Look through the records, and wherever the string "hours" turns up, copy out that line.
*** Opening of PROVIDED RECORDS ***
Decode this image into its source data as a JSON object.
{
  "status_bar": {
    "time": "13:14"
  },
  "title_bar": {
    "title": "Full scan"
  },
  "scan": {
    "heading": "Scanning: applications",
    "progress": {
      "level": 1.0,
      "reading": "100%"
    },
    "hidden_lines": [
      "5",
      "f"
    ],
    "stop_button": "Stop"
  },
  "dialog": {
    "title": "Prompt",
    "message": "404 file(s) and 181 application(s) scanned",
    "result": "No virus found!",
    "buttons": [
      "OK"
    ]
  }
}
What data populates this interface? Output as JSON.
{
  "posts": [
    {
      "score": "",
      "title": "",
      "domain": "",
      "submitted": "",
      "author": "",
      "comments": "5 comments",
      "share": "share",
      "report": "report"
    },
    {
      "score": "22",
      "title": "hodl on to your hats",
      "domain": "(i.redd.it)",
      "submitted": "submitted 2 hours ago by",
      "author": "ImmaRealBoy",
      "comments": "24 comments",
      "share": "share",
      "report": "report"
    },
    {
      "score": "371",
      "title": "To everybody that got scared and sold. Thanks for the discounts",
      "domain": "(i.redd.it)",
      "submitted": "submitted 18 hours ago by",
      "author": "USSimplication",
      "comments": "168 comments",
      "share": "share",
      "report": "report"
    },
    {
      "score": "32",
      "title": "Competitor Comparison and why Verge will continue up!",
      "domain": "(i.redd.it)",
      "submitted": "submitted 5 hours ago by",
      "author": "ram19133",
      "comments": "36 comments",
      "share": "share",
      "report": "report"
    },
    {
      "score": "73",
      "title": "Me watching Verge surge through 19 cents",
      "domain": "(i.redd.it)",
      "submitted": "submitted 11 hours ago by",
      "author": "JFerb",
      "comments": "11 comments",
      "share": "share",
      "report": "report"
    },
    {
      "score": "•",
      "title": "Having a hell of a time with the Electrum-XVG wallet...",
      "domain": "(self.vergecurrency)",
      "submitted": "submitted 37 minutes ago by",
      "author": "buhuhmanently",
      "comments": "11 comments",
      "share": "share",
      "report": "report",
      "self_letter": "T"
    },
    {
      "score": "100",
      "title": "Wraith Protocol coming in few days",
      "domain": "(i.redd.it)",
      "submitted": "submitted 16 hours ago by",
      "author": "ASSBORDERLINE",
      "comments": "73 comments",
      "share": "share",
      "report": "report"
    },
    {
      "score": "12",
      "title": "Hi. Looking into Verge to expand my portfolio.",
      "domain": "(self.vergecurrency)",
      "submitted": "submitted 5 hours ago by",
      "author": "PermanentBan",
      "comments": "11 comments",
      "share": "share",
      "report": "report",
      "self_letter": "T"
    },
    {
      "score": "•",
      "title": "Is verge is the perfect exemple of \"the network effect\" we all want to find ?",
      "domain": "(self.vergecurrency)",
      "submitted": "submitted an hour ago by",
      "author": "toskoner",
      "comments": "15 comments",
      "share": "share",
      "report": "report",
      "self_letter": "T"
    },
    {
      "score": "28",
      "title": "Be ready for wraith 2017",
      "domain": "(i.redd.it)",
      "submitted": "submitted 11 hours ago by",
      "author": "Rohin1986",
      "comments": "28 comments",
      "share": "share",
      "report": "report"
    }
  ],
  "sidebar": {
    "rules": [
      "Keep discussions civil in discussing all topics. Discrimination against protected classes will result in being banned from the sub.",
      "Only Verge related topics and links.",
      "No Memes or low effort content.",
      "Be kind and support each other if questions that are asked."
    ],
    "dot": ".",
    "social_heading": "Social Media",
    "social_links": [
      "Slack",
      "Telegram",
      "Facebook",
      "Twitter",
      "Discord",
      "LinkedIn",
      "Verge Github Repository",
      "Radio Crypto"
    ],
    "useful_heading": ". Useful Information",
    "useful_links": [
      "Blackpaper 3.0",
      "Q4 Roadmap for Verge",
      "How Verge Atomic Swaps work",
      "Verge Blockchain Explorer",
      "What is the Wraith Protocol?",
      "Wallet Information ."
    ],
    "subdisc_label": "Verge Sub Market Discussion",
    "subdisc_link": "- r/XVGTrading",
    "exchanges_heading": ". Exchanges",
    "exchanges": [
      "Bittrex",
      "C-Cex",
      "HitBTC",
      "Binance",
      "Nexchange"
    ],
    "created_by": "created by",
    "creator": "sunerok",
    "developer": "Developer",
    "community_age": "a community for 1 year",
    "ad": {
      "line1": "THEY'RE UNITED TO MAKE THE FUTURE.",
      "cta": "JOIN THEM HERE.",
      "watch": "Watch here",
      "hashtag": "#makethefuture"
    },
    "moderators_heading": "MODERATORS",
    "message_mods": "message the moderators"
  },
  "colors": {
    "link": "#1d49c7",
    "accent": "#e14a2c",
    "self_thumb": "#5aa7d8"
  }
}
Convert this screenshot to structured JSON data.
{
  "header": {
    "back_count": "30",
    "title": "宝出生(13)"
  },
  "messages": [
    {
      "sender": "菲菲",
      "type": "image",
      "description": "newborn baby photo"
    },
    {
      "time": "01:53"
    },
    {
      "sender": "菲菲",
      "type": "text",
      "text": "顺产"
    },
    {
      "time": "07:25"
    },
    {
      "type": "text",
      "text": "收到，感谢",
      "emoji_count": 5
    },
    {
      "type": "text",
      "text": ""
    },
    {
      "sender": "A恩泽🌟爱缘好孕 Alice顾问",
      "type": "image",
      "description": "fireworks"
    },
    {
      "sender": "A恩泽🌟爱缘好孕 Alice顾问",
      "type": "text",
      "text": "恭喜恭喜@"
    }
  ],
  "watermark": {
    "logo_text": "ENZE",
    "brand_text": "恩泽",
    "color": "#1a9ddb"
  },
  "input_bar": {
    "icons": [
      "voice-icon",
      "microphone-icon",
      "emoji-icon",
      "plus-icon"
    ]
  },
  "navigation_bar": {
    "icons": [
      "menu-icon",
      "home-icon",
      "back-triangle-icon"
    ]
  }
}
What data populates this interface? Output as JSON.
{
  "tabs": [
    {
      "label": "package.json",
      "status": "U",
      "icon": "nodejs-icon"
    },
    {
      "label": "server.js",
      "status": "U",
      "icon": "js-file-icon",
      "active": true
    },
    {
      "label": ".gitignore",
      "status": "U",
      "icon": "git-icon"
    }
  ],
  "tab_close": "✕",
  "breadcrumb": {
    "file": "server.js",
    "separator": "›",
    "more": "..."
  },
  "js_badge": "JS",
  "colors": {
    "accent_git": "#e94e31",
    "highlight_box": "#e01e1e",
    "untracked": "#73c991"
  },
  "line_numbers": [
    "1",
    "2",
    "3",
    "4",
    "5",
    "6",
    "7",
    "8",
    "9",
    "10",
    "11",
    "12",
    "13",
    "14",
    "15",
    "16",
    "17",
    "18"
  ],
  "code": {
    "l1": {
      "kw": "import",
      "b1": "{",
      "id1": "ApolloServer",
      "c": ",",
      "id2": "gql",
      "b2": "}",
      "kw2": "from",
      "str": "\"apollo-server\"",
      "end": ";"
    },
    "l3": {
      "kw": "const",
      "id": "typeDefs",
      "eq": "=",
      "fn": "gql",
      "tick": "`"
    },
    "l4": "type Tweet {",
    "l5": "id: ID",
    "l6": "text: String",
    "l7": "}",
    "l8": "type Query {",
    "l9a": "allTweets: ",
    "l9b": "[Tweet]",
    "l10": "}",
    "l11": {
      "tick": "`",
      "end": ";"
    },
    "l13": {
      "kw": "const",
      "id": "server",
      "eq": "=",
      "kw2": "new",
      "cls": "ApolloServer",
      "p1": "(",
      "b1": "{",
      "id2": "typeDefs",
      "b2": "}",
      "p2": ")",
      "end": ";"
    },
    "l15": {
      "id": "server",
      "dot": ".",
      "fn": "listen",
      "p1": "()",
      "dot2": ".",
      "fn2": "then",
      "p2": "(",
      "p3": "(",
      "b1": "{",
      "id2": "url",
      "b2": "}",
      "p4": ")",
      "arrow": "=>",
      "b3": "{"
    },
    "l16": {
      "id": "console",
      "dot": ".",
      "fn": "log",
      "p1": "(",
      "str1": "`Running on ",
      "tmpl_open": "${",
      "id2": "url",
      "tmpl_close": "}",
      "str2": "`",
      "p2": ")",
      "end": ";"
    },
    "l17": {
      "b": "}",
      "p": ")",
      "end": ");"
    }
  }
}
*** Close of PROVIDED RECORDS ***
▶ **ANSWER FOR THE TASK**:
      "submitted": "submitted 2 hours ago by",
      "submitted": "submitted 18 hours ago by",
      "submitted": "submitted 5 hours ago by",
      "submitted": "submitted 11 hours ago by",
      "submitted": "submitted 16 hours ago by",
      "submitted": "submitted 5 hours ago by",
      "submitted": "submitted 11 hours ago by",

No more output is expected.